Exercise brief: Which lines of the listing below contain the word "title"? Copy each of them.

Data section:

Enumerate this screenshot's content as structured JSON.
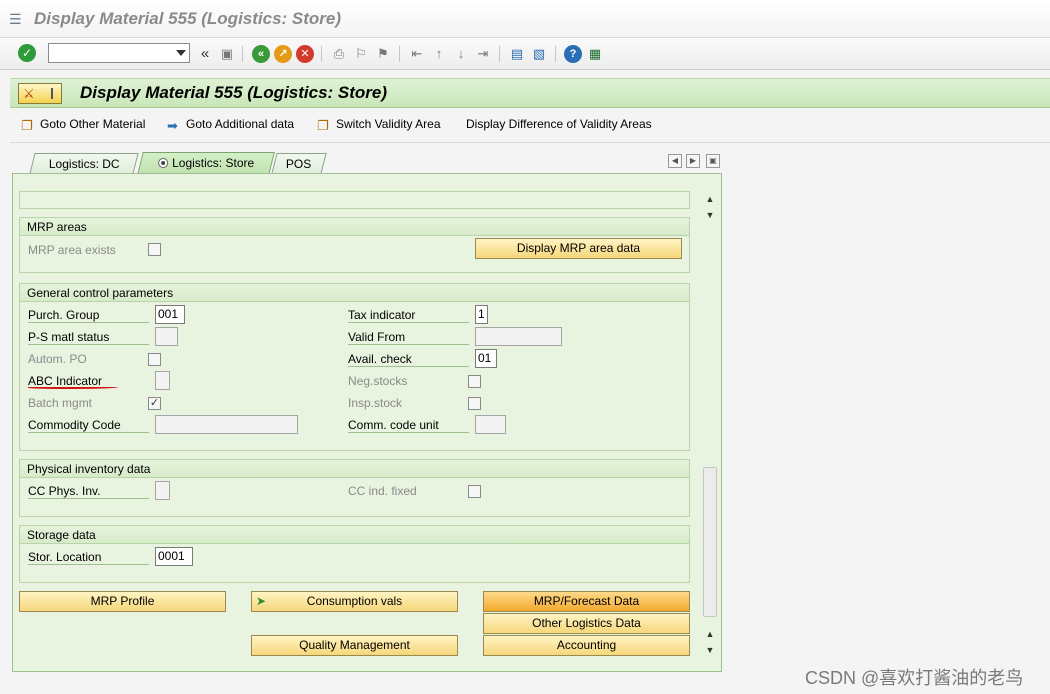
{
  "window": {
    "title": "Display Material 555 (Logistics: Store)"
  },
  "toolbar": {
    "command_value": "",
    "icons": [
      "enter-icon",
      "back-arrows-icon",
      "save-icon",
      "back-icon",
      "exit-icon",
      "cancel-icon",
      "print-icon",
      "find-icon",
      "find-next-icon",
      "first-page-icon",
      "prev-page-icon",
      "next-page-icon",
      "last-page-icon",
      "create-session-icon",
      "shortcut-icon",
      "help-icon",
      "layout-icon"
    ],
    "more": "«"
  },
  "header": {
    "title": "Display Material 555 (Logistics: Store)"
  },
  "app_toolbar": {
    "goto_other_material": "Goto Other Material",
    "goto_additional_data": "Goto Additional data",
    "switch_validity_area": "Switch Validity Area",
    "display_difference": "Display Difference of Validity Areas"
  },
  "tabs": [
    {
      "label": "Logistics: DC"
    },
    {
      "label": "Logistics: Store",
      "active": true
    },
    {
      "label": "POS"
    }
  ],
  "mrp_areas": {
    "title": "MRP areas",
    "mrp_area_exists": "MRP area exists",
    "display_button": "Display MRP area data"
  },
  "general": {
    "title": "General control parameters",
    "purch_group": {
      "label": "Purch. Group",
      "value": "001"
    },
    "ps_matl_status": {
      "label": "P-S matl status",
      "value": ""
    },
    "autom_po": {
      "label": "Autom. PO",
      "checked": false
    },
    "abc_indicator": {
      "label": "ABC Indicator",
      "value": ""
    },
    "batch_mgmt": {
      "label": "Batch mgmt",
      "checked": true
    },
    "commodity_code": {
      "label": "Commodity Code",
      "value": ""
    },
    "tax_indicator": {
      "label": "Tax indicator",
      "value": "1"
    },
    "valid_from": {
      "label": "Valid From",
      "value": ""
    },
    "avail_check": {
      "label": "Avail. check",
      "value": "01"
    },
    "neg_stocks": {
      "label": "Neg.stocks",
      "checked": false
    },
    "insp_stock": {
      "label": "Insp.stock",
      "checked": false
    },
    "comm_code_unit": {
      "label": "Comm. code unit",
      "value": ""
    }
  },
  "physical": {
    "title": "Physical inventory data",
    "cc_phys_inv": {
      "label": "CC Phys. Inv.",
      "value": ""
    },
    "cc_ind_fixed": {
      "label": "CC ind. fixed",
      "checked": false
    }
  },
  "storage": {
    "title": "Storage data",
    "stor_location": {
      "label": "Stor. Location",
      "value": "0001"
    }
  },
  "bottom_buttons": {
    "mrp_profile": "MRP Profile",
    "consumption_vals": "Consumption vals",
    "mrp_forecast": "MRP/Forecast Data",
    "other_logistics": "Other Logistics Data",
    "quality_management": "Quality Management",
    "accounting": "Accounting"
  },
  "watermark": "CSDN @喜欢打酱油的老鸟",
  "colors": {
    "header_green": "#c8e6b8",
    "panel_green": "#e8f4df",
    "button_yellow": "#f6d77a",
    "button_orange": "#f2a92e",
    "annotation_red": "#d21414"
  }
}
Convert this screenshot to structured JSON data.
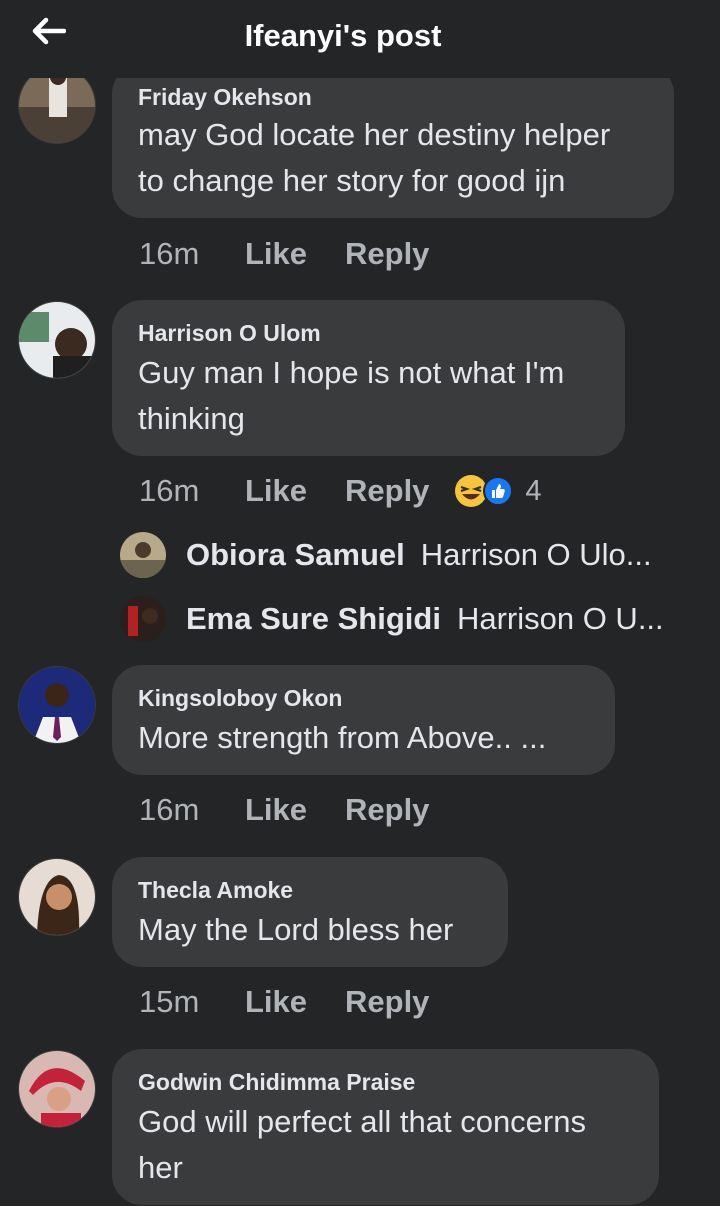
{
  "header": {
    "title": "Ifeanyi's post"
  },
  "comments": [
    {
      "author": "Friday Okehson",
      "text": "may God locate her destiny helper\nto change her story for good ijn",
      "time": "16m",
      "like_label": "Like",
      "reply_label": "Reply"
    },
    {
      "author": "Harrison O Ulom",
      "text": "Guy man I hope is not what I'm\nthinking",
      "time": "16m",
      "like_label": "Like",
      "reply_label": "Reply",
      "reaction_count": "4",
      "replies": [
        {
          "name": "Obiora Samuel",
          "snippet": "Harrison O Ulo..."
        },
        {
          "name": "Ema Sure Shigidi",
          "snippet": "Harrison O U..."
        }
      ]
    },
    {
      "author": "Kingsoloboy Okon",
      "text": "More strength from Above.. ...",
      "time": "16m",
      "like_label": "Like",
      "reply_label": "Reply"
    },
    {
      "author": "Thecla Amoke",
      "text": "May the Lord bless her",
      "time": "15m",
      "like_label": "Like",
      "reply_label": "Reply"
    },
    {
      "author": "Godwin Chidimma Praise",
      "text": "God will perfect all that concerns\nher"
    }
  ],
  "colors": {
    "background": "#242527",
    "bubble": "#3a3b3c",
    "primary_text": "#e4e6eb",
    "secondary_text": "#b0b3b8",
    "like_blue": "#1877f2",
    "haha_yellow": "#f7c53c"
  }
}
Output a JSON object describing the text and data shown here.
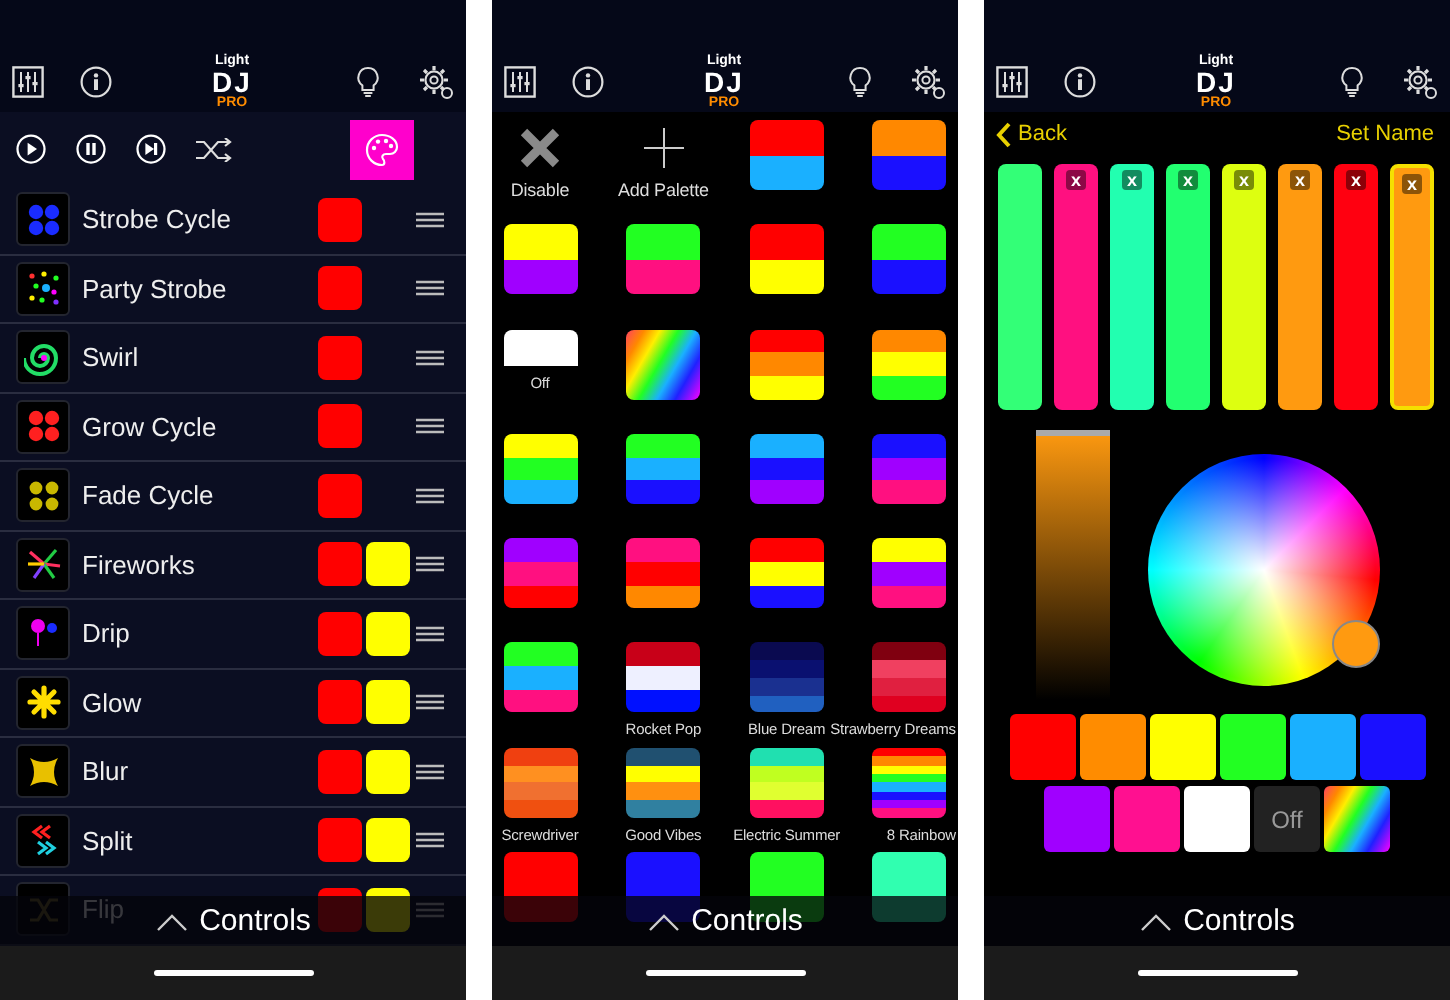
{
  "screens": [
    {
      "kind": "effects",
      "logo": {
        "small": "Light",
        "main": "DJ",
        "badge": "PRO"
      },
      "effects": [
        {
          "name": "Strobe Cycle",
          "kind": "strobe",
          "swatches": [
            {
              "color": "#ff0000"
            }
          ]
        },
        {
          "name": "Party Strobe",
          "kind": "party",
          "swatches": [
            {
              "color": "#ff0000"
            }
          ]
        },
        {
          "name": "Swirl",
          "kind": "swirl",
          "swatches": [
            {
              "color": "#ff0000"
            }
          ]
        },
        {
          "name": "Grow Cycle",
          "kind": "grow",
          "swatches": [
            {
              "color": "#ff0000"
            }
          ]
        },
        {
          "name": "Fade Cycle",
          "kind": "fade",
          "swatches": [
            {
              "color": "#ff0000"
            }
          ]
        },
        {
          "name": "Fireworks",
          "kind": "fireworks",
          "swatches": [
            {
              "color": "#ff0000"
            },
            {
              "color": "#ffff00"
            }
          ]
        },
        {
          "name": "Drip",
          "kind": "drip",
          "swatches": [
            {
              "color": "#ff0000"
            },
            {
              "color": "#ffff00"
            }
          ]
        },
        {
          "name": "Glow",
          "kind": "glow",
          "swatches": [
            {
              "color": "#ff0000"
            },
            {
              "color": "#ffff00"
            }
          ]
        },
        {
          "name": "Blur",
          "kind": "blur",
          "swatches": [
            {
              "color": "#ff0000"
            },
            {
              "color": "#ffff00"
            }
          ]
        },
        {
          "name": "Split",
          "kind": "split",
          "swatches": [
            {
              "color": "#ff0000"
            },
            {
              "color": "#ffff00"
            }
          ]
        },
        {
          "name": "Flip",
          "kind": "flip",
          "swatches": [
            {
              "color": "#ff0000"
            },
            {
              "color": "#ffff00"
            }
          ]
        }
      ],
      "controls": "Controls"
    },
    {
      "kind": "palettes",
      "logo": {
        "small": "Light",
        "main": "DJ",
        "badge": "PRO"
      },
      "palettes": [
        {
          "kind": "disable",
          "label": "Disable"
        },
        {
          "kind": "add",
          "label": "Add Palette"
        },
        {
          "kind": "stripes",
          "stripes": [
            {
              "color": "#ff0000"
            },
            {
              "color": "#1ab0ff"
            }
          ]
        },
        {
          "kind": "stripes",
          "stripes": [
            {
              "color": "#ff8800"
            },
            {
              "color": "#1a10ff"
            }
          ]
        },
        {
          "kind": "stripes",
          "stripes": [
            {
              "color": "#ffff00"
            },
            {
              "color": "#a000ff"
            }
          ]
        },
        {
          "kind": "stripes",
          "stripes": [
            {
              "color": "#22ff22"
            },
            {
              "color": "#ff1080"
            }
          ]
        },
        {
          "kind": "stripes",
          "stripes": [
            {
              "color": "#ff0000"
            },
            {
              "color": "#ffff00"
            }
          ]
        },
        {
          "kind": "stripes",
          "stripes": [
            {
              "color": "#22ff22"
            },
            {
              "color": "#1a10ff"
            }
          ]
        },
        {
          "kind": "off",
          "label": "Off",
          "color": "#ffffff"
        },
        {
          "kind": "rainbow"
        },
        {
          "kind": "stripes",
          "stripes": [
            {
              "color": "#ff0000"
            },
            {
              "color": "#ff8800"
            },
            {
              "color": "#ffff00"
            }
          ]
        },
        {
          "kind": "stripes",
          "stripes": [
            {
              "color": "#ff8800"
            },
            {
              "color": "#ffff00"
            },
            {
              "color": "#22ff22"
            }
          ]
        },
        {
          "kind": "stripes",
          "stripes": [
            {
              "color": "#ffff00"
            },
            {
              "color": "#22ff22"
            },
            {
              "color": "#1ab0ff"
            }
          ]
        },
        {
          "kind": "stripes",
          "stripes": [
            {
              "color": "#22ff22"
            },
            {
              "color": "#1ab0ff"
            },
            {
              "color": "#1a10ff"
            }
          ]
        },
        {
          "kind": "stripes",
          "stripes": [
            {
              "color": "#1ab0ff"
            },
            {
              "color": "#1a10ff"
            },
            {
              "color": "#a000ff"
            }
          ]
        },
        {
          "kind": "stripes",
          "stripes": [
            {
              "color": "#1a10ff"
            },
            {
              "color": "#a000ff"
            },
            {
              "color": "#ff1080"
            }
          ]
        },
        {
          "kind": "stripes",
          "stripes": [
            {
              "color": "#a000ff"
            },
            {
              "color": "#ff1080"
            },
            {
              "color": "#ff0000"
            }
          ]
        },
        {
          "kind": "stripes",
          "stripes": [
            {
              "color": "#ff1080"
            },
            {
              "color": "#ff0000"
            },
            {
              "color": "#ff8800"
            }
          ]
        },
        {
          "kind": "stripes",
          "stripes": [
            {
              "color": "#ff0000"
            },
            {
              "color": "#ffff00"
            },
            {
              "color": "#1a10ff"
            }
          ]
        },
        {
          "kind": "stripes",
          "stripes": [
            {
              "color": "#ffff00"
            },
            {
              "color": "#a000ff"
            },
            {
              "color": "#ff1080"
            }
          ]
        },
        {
          "kind": "stripes",
          "stripes": [
            {
              "color": "#22ff22"
            },
            {
              "color": "#1ab0ff"
            },
            {
              "color": "#ff1080"
            }
          ]
        },
        {
          "kind": "stripes",
          "label": "Rocket Pop",
          "stripes": [
            {
              "color": "#c80018"
            },
            {
              "color": "#eef0ff"
            },
            {
              "color": "#0010ff"
            }
          ]
        },
        {
          "kind": "stripes",
          "label": "Blue Dream",
          "stripes": [
            {
              "color": "#0a0a50"
            },
            {
              "color": "#0a1070"
            },
            {
              "color": "#1a3090"
            },
            {
              "color": "#2060c0"
            }
          ]
        },
        {
          "kind": "stripes",
          "label": "Strawberry Dreams",
          "stripes": [
            {
              "color": "#800010"
            },
            {
              "color": "#f04060"
            },
            {
              "color": "#e02040"
            },
            {
              "color": "#e00020"
            }
          ]
        },
        {
          "kind": "stripes",
          "label": "Screwdriver",
          "stripes": [
            {
              "color": "#f04010"
            },
            {
              "color": "#ff9020"
            },
            {
              "color": "#f07030"
            },
            {
              "color": "#f05010"
            }
          ]
        },
        {
          "kind": "stripes",
          "label": "Good Vibes",
          "stripes": [
            {
              "color": "#205070"
            },
            {
              "color": "#ffff00"
            },
            {
              "color": "#ff9010"
            },
            {
              "color": "#3080a0"
            }
          ]
        },
        {
          "kind": "stripes",
          "label": "Electric Summer",
          "stripes": [
            {
              "color": "#20e0b0"
            },
            {
              "color": "#c0ff20"
            },
            {
              "color": "#e0ff30"
            },
            {
              "color": "#ff1060"
            }
          ]
        },
        {
          "kind": "stripes",
          "label": "8 Rainbow",
          "stripes": [
            {
              "color": "#ff0000"
            },
            {
              "color": "#ff8800"
            },
            {
              "color": "#ffff00"
            },
            {
              "color": "#22ff22"
            },
            {
              "color": "#1ab0ff"
            },
            {
              "color": "#1a10ff"
            },
            {
              "color": "#a000ff"
            },
            {
              "color": "#ff1080"
            }
          ]
        },
        {
          "kind": "stripes",
          "stripes": [
            {
              "color": "#ff0000"
            }
          ]
        },
        {
          "kind": "stripes",
          "stripes": [
            {
              "color": "#1a10ff"
            }
          ]
        },
        {
          "kind": "stripes",
          "stripes": [
            {
              "color": "#22ff22"
            }
          ]
        },
        {
          "kind": "stripes",
          "stripes": [
            {
              "color": "#30ffb0"
            }
          ]
        }
      ],
      "controls": "Controls"
    },
    {
      "kind": "editor",
      "logo": {
        "small": "Light",
        "main": "DJ",
        "badge": "PRO"
      },
      "back": "Back",
      "set_name": "Set Name",
      "bars": [
        {
          "color": "#33ff77",
          "selected": false
        },
        {
          "color": "#ff1080",
          "remove": "x",
          "selected": false
        },
        {
          "color": "#22ffb0",
          "remove": "x",
          "selected": false
        },
        {
          "color": "#22ff70",
          "remove": "x",
          "selected": false
        },
        {
          "color": "#ddff10",
          "remove": "x",
          "selected": false
        },
        {
          "color": "#ff9a10",
          "remove": "x",
          "selected": false
        },
        {
          "color": "#ff0010",
          "remove": "x",
          "selected": false
        },
        {
          "color": "#ff9a10",
          "remove": "x",
          "selected": true
        }
      ],
      "brightness": {
        "level": 1
      },
      "presets": [
        {
          "kind": "solid",
          "color": "#ff0000"
        },
        {
          "kind": "solid",
          "color": "#ff8c00"
        },
        {
          "kind": "solid",
          "color": "#ffff00"
        },
        {
          "kind": "solid",
          "color": "#22ff22"
        },
        {
          "kind": "solid",
          "color": "#1ab0ff"
        },
        {
          "kind": "solid",
          "color": "#1a10ff"
        },
        {
          "kind": "solid",
          "color": "#a000ff"
        },
        {
          "kind": "solid",
          "color": "#ff1090"
        },
        {
          "kind": "solid",
          "color": "#ffffff"
        },
        {
          "kind": "off",
          "label": "Off"
        },
        {
          "kind": "rainbow"
        }
      ],
      "controls": "Controls"
    }
  ]
}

Expected output:
    "title": "Display Material 555 (Logistics: Store)"
    "title": "Display Material 555 (Logistics: Store)"
    "title": "MRP areas",
    "title": "General control parameters",
    "title": "Physical inventory data",
    "title": "Storage data",
    "title": "Ifeanyi's post"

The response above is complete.